## GIVEN INFORMATION
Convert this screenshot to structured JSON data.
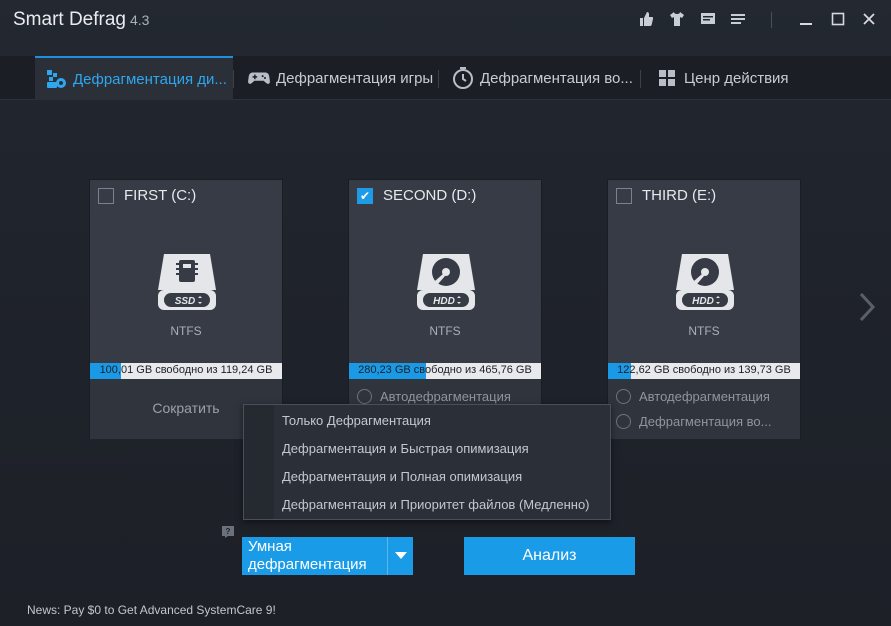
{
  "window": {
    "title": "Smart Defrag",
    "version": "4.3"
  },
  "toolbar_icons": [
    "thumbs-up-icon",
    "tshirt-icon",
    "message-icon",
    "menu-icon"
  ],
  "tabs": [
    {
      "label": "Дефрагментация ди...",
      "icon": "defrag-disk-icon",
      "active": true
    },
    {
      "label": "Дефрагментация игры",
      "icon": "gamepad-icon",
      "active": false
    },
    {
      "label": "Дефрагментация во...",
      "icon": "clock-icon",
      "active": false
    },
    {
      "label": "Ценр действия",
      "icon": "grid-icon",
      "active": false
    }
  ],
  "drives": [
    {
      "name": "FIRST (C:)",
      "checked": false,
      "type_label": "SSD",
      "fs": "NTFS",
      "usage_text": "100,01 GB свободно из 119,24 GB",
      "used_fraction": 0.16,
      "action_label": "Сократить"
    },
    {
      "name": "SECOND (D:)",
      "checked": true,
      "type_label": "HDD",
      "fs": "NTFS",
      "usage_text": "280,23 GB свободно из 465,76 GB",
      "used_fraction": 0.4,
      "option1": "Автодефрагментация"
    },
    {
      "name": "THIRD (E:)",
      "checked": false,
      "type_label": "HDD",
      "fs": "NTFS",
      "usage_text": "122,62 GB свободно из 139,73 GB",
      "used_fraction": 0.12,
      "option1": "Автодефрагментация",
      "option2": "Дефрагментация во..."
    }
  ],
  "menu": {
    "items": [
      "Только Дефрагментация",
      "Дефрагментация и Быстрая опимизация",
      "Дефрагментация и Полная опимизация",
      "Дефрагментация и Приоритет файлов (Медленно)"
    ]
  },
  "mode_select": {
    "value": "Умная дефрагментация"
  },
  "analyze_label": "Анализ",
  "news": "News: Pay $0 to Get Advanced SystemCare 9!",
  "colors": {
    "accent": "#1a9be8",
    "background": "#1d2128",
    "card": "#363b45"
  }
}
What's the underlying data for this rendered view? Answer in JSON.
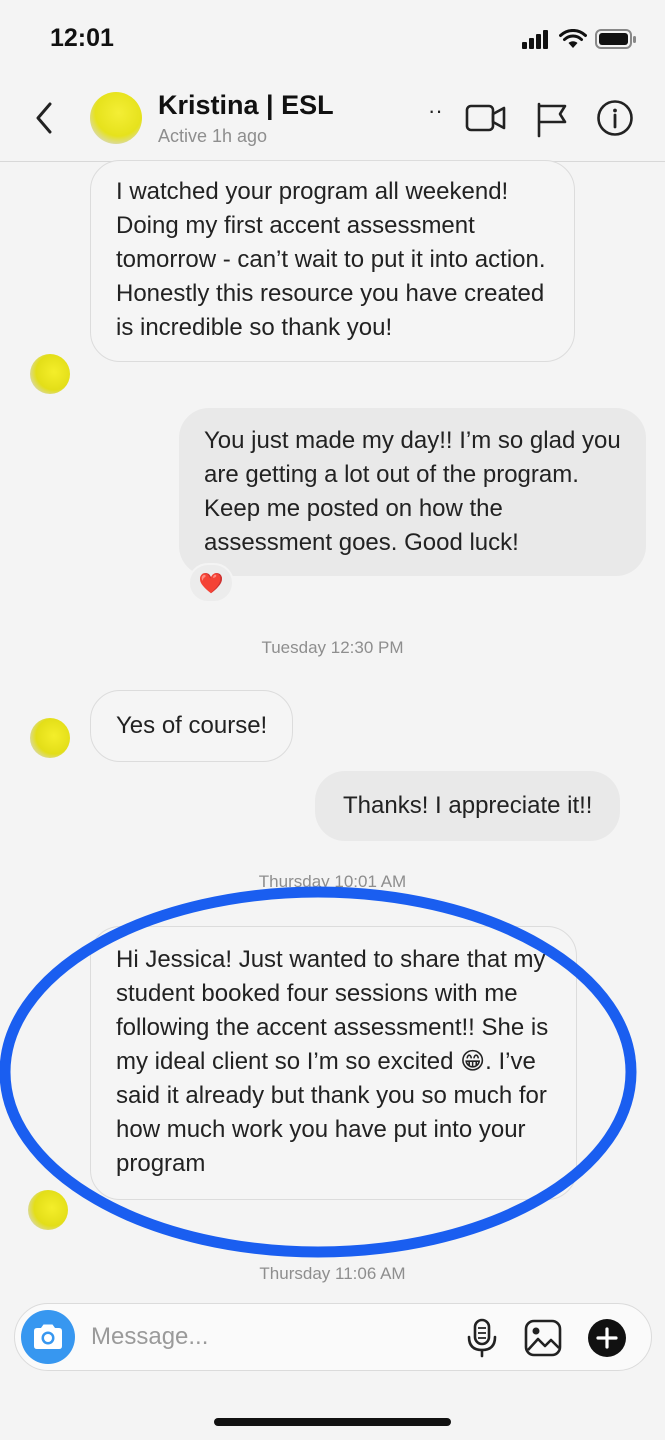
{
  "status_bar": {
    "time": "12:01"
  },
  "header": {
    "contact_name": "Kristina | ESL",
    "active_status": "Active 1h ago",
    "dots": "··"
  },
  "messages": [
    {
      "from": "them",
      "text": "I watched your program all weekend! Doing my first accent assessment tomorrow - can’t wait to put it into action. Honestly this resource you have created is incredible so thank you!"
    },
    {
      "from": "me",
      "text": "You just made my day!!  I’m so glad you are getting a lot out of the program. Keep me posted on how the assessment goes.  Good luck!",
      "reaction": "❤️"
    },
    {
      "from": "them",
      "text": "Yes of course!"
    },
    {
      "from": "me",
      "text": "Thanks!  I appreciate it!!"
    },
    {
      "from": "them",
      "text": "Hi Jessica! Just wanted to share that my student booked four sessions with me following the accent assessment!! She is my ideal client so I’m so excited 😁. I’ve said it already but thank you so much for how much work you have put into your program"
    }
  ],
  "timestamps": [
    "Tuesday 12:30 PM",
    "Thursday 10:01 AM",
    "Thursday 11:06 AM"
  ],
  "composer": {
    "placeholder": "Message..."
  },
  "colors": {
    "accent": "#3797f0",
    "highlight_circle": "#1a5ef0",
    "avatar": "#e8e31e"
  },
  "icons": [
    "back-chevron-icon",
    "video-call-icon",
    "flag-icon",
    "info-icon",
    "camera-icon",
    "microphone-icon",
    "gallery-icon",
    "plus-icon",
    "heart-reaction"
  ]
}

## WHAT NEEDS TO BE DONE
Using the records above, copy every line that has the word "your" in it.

## COMPLETED EXERCISE
      "text": "I watched your program all weekend! Doing my first accent assessment tomorrow - can’t wait to put it into action. Honestly this resource you have created is incredible so thank you!"
      "text": "Hi Jessica! Just wanted to share that my student booked four sessions with me following the accent assessment!! She is my ideal client so I’m so excited 😁. I’ve said it already but thank you so much for how much work you have put into your program"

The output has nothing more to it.